1. Your public disclosure underscores this principle: that you cannot heal what is concealed. What is often hidden does not receive the opportunity to be healed. This principle comes from the scriptural illustration of when Jesus confronts the Pharisees in Matthew 12. He and his disciples are charged with breaking the law of the sabbath (the law of the religious) in order to provide physical, emotional, and spiritual liberty (the purpose of the Sabbath). When they confront Jesus about healing the man, He informs their perspective by saying “I desire mercy and not sacrifice.”
THE LAWBREAKER FACILITATES HEALING: There is a man with a withered hand IN THE TEMPLE (at church). As an act of faith, Jesus requires the man to stretch out his withered hand.” Can you imagine how hard he had worked to create a life protecting himself from the initial observation of others about him based on his withered hand? Jesus could have easily said, “Be healed.” But Jesus, requires him to draw attention to his dis-uni-formity and disclose the thing that others perceive as shameful in order for him to be healed.

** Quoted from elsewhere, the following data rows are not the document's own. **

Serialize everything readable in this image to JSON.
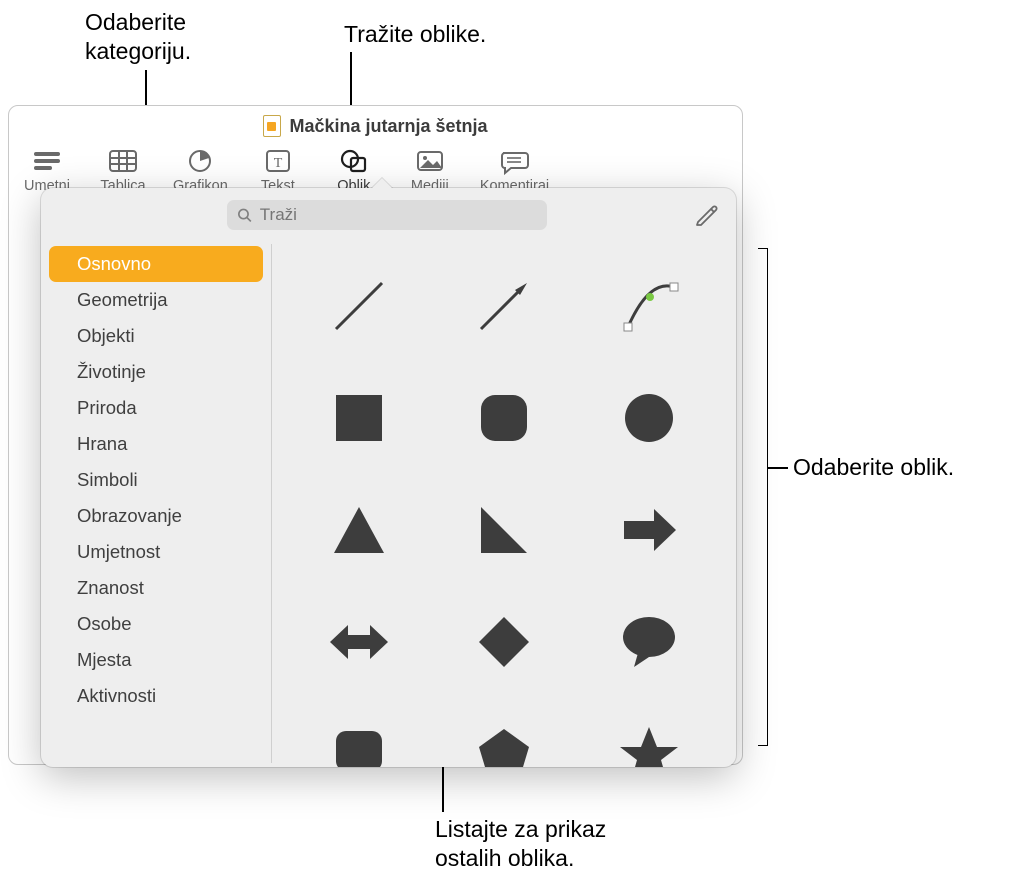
{
  "callouts": {
    "category": "Odaberite\nkategoriju.",
    "search": "Tražite oblike.",
    "select_shape": "Odaberite oblik.",
    "scroll": "Listajte za prikaz\nostalih oblika."
  },
  "window": {
    "title": "Mačkina jutarnja šetnja"
  },
  "toolbar": {
    "insert": "Umetni",
    "table": "Tablica",
    "chart": "Grafikon",
    "text": "Tekst",
    "shape": "Oblik",
    "media": "Mediji",
    "comment": "Komentiraj"
  },
  "search": {
    "placeholder": "Traži"
  },
  "categories": [
    "Osnovno",
    "Geometrija",
    "Objekti",
    "Životinje",
    "Priroda",
    "Hrana",
    "Simboli",
    "Obrazovanje",
    "Umjetnost",
    "Znanost",
    "Osobe",
    "Mjesta",
    "Aktivnosti"
  ],
  "selected_category_index": 0,
  "shapes": [
    "line",
    "arrow-line",
    "curve",
    "square",
    "rounded-square",
    "circle",
    "triangle",
    "right-triangle",
    "arrow-right",
    "double-arrow",
    "diamond",
    "speech-bubble",
    "callout-rect",
    "pentagon",
    "star"
  ]
}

What a risk-taker this withered-hand-guy must be! This is something that American Christians are pretty lousy at. We barely raise our hands to receive prayer for healing in what should be a safe worship gathering with other believers. I guess we don’t indicate our need because we can’t admit before others that our lives might be less than perfect. For many people, it just doesn’t look spiritual to admit that you have brokenness.
Jason, I don’t mean to suggest that your sexuality is a withered hand. But I do mean to say, that you took a huge risk to expose the thing about you that ‘everyone else’ observing would say is repulsive so that you can experience internal healing. The church could benefit from your example if we would stop pretending and hiding as well. After all, the Church, the people–not the organization–is supposed to be a safe space, a safe community.
2. And that brings me to my next point of gratitude. Your admission helped us discover how unsafe it is for “believers” to be honest. In that moment the sports newscaster “guy”, acting as the authority on defining a Christian, missed a really great opportunity to promote reconciliation rather than make you an enemy. After all, it’s grace received that distinguishes a saint, not self-righteous works. Moreover, if a Christian perceives one to be in error or lost, the scriptures admonish, “You who are spiritual restore such a one in the spirit of meekness, considering yourself lest you be tempted (Galatians 6:1).” If this newscaster along with countless others represent how the church will respond to believers who are honest about where they are, I suppose unbelievers ‘ain’t got a chance at restoration.’ What a contradiction of grace for him to have blasted you on national television without having first reached out to you. His actions said, “I’m a fellow Christian brother and before I have an opportunity to talk and reason with you, I’ll use the press to advance my beliefs.” P.S. to the sports-announcer-guy-, If you’re gonna “share” the gospel, get to the good stuff like redemption, forgiveness, grace, the blood…this is stuff that CREATES the way for change to occur. Gospel=good news, Get it?
3. As a public health professional, you have addressed a factor perpetuating the higher rates of HIV among men in the African American community. That factor is the stigma and fear that men experience in being honest about their sexual behavior. This stigma and fear is associated with acting out sexually that leads to risk for sexually transmitted diseases and poor psychological well-being. Additionally, the fear and shame leads to avoiding testing and treatment. Denial regarding health risks and avoiding help-seeking behavior is to a great extent perpetuated by the fear of rejection from their racial and spiritual communities, and ultimately feeds the virus’ growth in the secret places. Some light in this area would do our community, our families, and our churches some GOOD!